Hull City Council, along with Hull NHS Clinical Commissioning Group (CCG), is working to involve families of children with special educational needs and disabilities (SEND) in all aspects of shaping services, and making sure they are aware of the support available.

The council and CCG work closely with Hull Parent and Carer Forum, who have produced an animation about how SEND services are developing and improving. The video aims to explain changes in everyday language and provide context for families.

Councillor Shane McMurray, portfolio holder for children’s services said: “There have been many changes over the last few years and central to this is involving families using the services, and coproducing them. We wanted to illustrate the changes to families and also inform them of what still needs to be done, and what better way than with an animation.”

Watch the animation here

The animation outlines areas of change including the reduction of waiting lists for speech and language therapy, training on autism to all secondary schools, listening events to hear the experiences of families, concerns and ideas, a new Local Offer website so it’s easier for families to find information they need and development of a coproduction charter.

It also highlights areas which still need further development, such as making it easier for people to access and get referred to neurodiversity services such as autism and ADHD, and ensuring families feel listened to and valued.

Laura Jones, lead for Hull’s Parent and Carer Forum said: “We would like to say a huge thank you to all the parent carers who have engaged with us and fed back their views, or participated in events to share their experiences.

“We know only too well as parent carers ourselves that the SEND world can be exhausting to navigate and we are passionate about working with our local partners to use our members’ vast knowledge and lived experience to help shape improvements.

“We are really pleased that positive steps are ongoing and that families experiences are a key part on the journey.”

A progress review took place in January 2022 of SEND services, by the Department for Education. The review found relationships with schools have improved, speech and language therapy continues to improve, autism waiting lists have reduced and there has been a more personalised approach by services.

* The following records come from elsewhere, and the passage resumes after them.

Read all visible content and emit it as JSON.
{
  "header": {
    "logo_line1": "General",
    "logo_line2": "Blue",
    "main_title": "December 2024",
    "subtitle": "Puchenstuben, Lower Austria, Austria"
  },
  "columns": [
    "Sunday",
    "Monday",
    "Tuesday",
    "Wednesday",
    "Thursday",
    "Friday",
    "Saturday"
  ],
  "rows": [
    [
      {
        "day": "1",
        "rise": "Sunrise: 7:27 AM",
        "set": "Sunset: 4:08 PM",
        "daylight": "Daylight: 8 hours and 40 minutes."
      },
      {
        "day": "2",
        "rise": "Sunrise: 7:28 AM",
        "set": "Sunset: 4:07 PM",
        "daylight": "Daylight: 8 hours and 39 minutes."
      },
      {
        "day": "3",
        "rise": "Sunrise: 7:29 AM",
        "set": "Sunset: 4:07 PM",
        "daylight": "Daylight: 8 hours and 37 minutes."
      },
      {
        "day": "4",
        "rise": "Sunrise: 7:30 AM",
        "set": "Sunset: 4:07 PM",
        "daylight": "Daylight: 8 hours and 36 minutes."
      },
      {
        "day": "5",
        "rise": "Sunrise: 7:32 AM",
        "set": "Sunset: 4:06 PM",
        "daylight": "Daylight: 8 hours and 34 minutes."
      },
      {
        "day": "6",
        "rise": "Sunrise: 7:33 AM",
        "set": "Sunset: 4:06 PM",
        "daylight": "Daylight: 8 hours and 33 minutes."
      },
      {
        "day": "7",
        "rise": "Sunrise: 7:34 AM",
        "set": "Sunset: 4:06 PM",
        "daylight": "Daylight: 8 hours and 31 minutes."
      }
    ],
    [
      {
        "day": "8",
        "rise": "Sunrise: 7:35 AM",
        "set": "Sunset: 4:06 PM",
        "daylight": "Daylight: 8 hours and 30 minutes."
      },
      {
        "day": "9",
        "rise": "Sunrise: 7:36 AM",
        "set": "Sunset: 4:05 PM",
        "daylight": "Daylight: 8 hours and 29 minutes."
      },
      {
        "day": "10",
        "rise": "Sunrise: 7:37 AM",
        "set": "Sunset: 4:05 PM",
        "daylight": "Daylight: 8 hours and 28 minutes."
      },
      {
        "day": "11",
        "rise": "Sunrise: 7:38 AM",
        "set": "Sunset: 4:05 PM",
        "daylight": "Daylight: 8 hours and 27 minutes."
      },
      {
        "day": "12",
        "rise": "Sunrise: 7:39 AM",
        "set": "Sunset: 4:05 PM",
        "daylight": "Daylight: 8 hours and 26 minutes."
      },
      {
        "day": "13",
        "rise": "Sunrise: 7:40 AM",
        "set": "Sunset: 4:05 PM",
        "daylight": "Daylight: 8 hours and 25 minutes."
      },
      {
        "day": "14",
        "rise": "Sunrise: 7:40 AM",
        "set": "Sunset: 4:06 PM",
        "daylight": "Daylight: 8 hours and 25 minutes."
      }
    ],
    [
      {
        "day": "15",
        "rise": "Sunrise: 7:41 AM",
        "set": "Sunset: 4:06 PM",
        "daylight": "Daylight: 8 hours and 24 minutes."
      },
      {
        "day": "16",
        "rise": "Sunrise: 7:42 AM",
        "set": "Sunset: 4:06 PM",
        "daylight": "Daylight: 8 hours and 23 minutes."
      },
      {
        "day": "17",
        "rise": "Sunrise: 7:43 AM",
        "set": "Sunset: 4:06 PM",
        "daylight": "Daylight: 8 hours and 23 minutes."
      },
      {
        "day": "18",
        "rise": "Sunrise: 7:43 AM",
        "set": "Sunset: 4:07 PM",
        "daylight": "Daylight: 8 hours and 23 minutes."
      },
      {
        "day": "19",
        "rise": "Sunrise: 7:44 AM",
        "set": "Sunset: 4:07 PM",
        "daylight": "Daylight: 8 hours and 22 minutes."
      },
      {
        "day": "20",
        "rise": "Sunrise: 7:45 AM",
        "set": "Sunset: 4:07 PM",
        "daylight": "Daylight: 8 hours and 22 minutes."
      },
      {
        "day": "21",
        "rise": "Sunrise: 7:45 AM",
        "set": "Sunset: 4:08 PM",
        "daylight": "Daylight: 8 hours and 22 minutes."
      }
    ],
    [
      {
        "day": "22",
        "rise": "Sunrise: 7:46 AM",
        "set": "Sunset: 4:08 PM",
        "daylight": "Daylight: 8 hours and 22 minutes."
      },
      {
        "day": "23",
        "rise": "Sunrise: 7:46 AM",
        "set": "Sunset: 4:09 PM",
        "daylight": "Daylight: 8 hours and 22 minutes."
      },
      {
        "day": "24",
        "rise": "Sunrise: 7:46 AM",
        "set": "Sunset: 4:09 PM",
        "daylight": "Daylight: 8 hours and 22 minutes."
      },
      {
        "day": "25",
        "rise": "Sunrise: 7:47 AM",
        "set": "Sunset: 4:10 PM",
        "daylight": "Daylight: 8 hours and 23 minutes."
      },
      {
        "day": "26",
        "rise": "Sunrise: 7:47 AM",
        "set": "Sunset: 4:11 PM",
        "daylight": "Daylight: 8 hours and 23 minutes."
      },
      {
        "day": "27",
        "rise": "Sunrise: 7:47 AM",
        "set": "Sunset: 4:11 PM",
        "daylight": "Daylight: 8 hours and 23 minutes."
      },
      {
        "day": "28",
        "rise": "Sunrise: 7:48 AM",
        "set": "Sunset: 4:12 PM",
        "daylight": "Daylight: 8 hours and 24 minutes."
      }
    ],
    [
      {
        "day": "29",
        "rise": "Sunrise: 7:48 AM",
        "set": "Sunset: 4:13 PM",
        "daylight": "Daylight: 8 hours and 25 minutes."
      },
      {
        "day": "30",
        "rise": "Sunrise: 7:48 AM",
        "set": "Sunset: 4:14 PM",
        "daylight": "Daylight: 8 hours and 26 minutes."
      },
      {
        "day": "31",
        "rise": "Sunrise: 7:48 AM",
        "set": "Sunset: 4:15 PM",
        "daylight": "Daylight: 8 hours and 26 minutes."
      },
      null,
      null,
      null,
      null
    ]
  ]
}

Northcott Outreach Team was specifically praised.

Over the next six months further improvements are planned including new neurodiversity pathways for autism, ADHD and learning difficulties, autism waiting lists will continue to reduce, and services will continue to further improve coproduction and the experiences of parents and carers.

The Pearson Park archway